“I like the direction in which they’re heading,” Frankoin said. “It’s more welcoming that it ever has been. It’s more welcoming to the community for sharing the space. David is very warm, welcoming and yet a visionary. He’s not afraid to take risks to address the needs of the community and try new things. We’re going to have a conference there in May, and this is the first time I’ve formally taken volunteer trainings,” she said. “I see the new face of Affirmations being culturally diverse. That’s a benefit to all of us. We have a responsibility in the LGBT community to host events there, to use the center and to support him.”
So what are some of Affirmation’s new offerings? Advocacy-wise there are two significant new coalitions that have a home in the community center. The Faith Initiative has been organizing religious leaders and church members of multiple faiths to seek ways of bridging the gap between homosexuality and religious beliefs. And the Older Adult Coalition is building a system of support for aging community members and training care facilities to be aware of LGBT issues among their clients.

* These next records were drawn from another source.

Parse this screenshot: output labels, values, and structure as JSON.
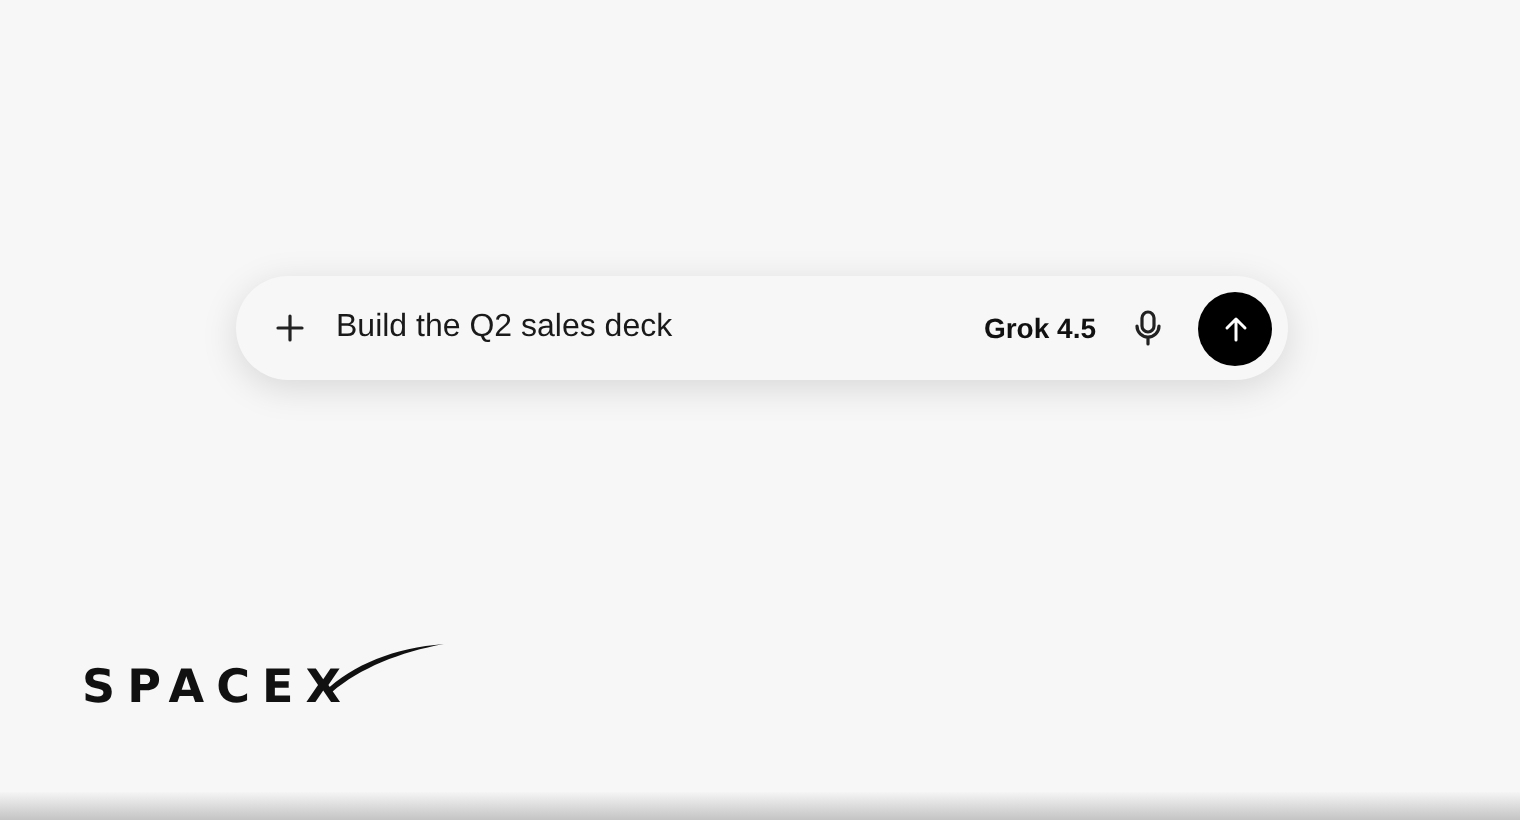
{
  "prompt_bar": {
    "value": "Build the Q2 sales deck",
    "model": "Grok 4.5"
  },
  "logo": {
    "text": "SPACEX"
  }
}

Other advocacy projects included the rally for gay families in Lansing, and an Out 4 Equality program that uses art, music, and spoken word to advocate for gay and transgender issues. There is also a legal referral service, run by Alicia Skillman. And the introduction of the nonprofit groups mentioned earlier adds multiple levels of other services and activities.
Affirmations also provides a place for youth to feel safe, connect and grow. The center provides a youth hang out space, several clubs and support groups, and a Youth Empowerment Program where young people are taught mentorship and leadership skills, and where they can develop programs that they are interested in.

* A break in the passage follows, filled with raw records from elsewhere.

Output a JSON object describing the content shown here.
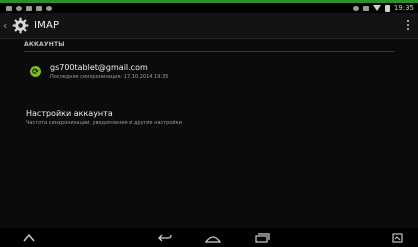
{
  "app": {
    "title": "IMAP"
  },
  "status_bar": {
    "time": "19:35"
  },
  "section": {
    "header": "АККАУНТЫ"
  },
  "account": {
    "email": "gs700tablet@gmail.com",
    "last_sync": "Последняя синхронизация: 17.10.2014 19:35"
  },
  "settings": {
    "title": "Настройки аккаунта",
    "subtitle": "Частота синхронизации, уведомления и другие настройки"
  },
  "icons": {
    "app": "gear-icon",
    "sync": "sync-icon",
    "overflow": "overflow-menu-icon",
    "nav": [
      "menu-up-icon",
      "back-icon",
      "home-icon",
      "recents-icon",
      "screenshot-icon"
    ]
  },
  "colors": {
    "accent": "#2f8f2f",
    "sync_green": "#7bbd22",
    "background": "#0b0b0b"
  }
}
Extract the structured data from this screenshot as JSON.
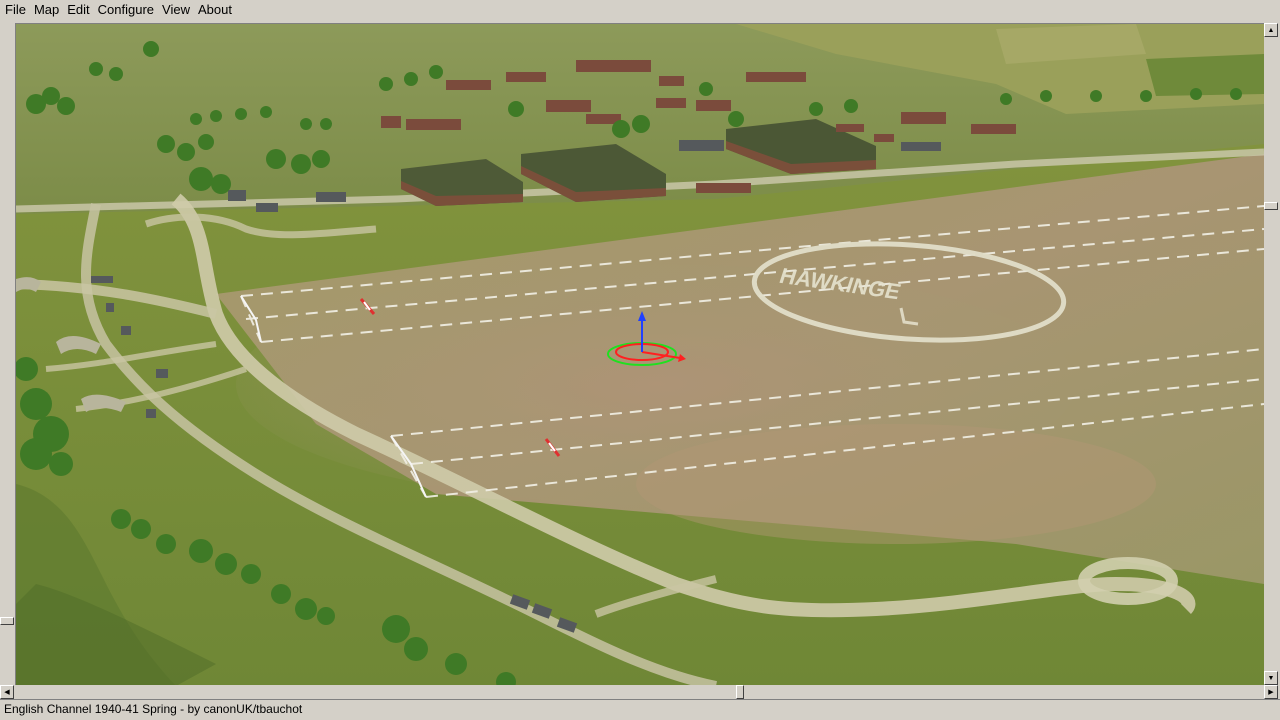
{
  "menu": {
    "items": [
      "File",
      "Map",
      "Edit",
      "Configure",
      "View",
      "About"
    ]
  },
  "viewport": {
    "scene": "airfield-3d-view",
    "ground_marking_text": "HAWKINGE",
    "gizmo_colors": {
      "x_axis": "#ff2020",
      "y_axis": "#20e020",
      "z_axis": "#2040ff"
    }
  },
  "status": {
    "text": "English Channel 1940-41 Spring - by canonUK/tbauchot"
  },
  "icons": {
    "scroll_up": "triangle-up-icon",
    "scroll_down": "triangle-down-icon",
    "scroll_left": "triangle-left-icon",
    "scroll_right": "triangle-right-icon"
  }
}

There are groups for adults too, like Caring Caregivers, Men’s and Womyn’s Film Club, Alcoholics Anonymous, Gender Non-Conformists, Senior Koffee Klatch, Newly Single, Dykes on Bikes, Young @ Heart, Men’s Discussion Group, and a group for euchre.
The health and wellness programs that Affirmations are known for continue. There is HIV testing, Tobacco Free Michigan project, increased mental health counseling services and more recreational activities. Yoga has already started, and Zumba groups are in the works. The Helpline continues to be an important resource as well.
So far Garcia’s energy and ideas have been paying off for the community center. “I was on the search committee and I was privileged to be part of the group that got to meet him. He’s a really great community builder and we’ve seen a lot of expansion,” said Miller.
When asked about his first seven months, Garcia said “It’s been a challenge. I’ve really, really enjoyed working with the community and getting to know people. I’ve really enjoyed the staff. I had to make difficult choices in my first month, but we have a staff I know I can depend on.”
Moving forward, Garcia mainly wants to see Affirmations continue being a busy place.
“I would encourage more community members to get involved in any way you can. Keep increasing in volunteers and encourage people, especially those that have nonprofit experience, to join the board. There are positions open on the board and volunteering is flexible. Most importantly, come on out and use the community center. That’s what it’s there for.”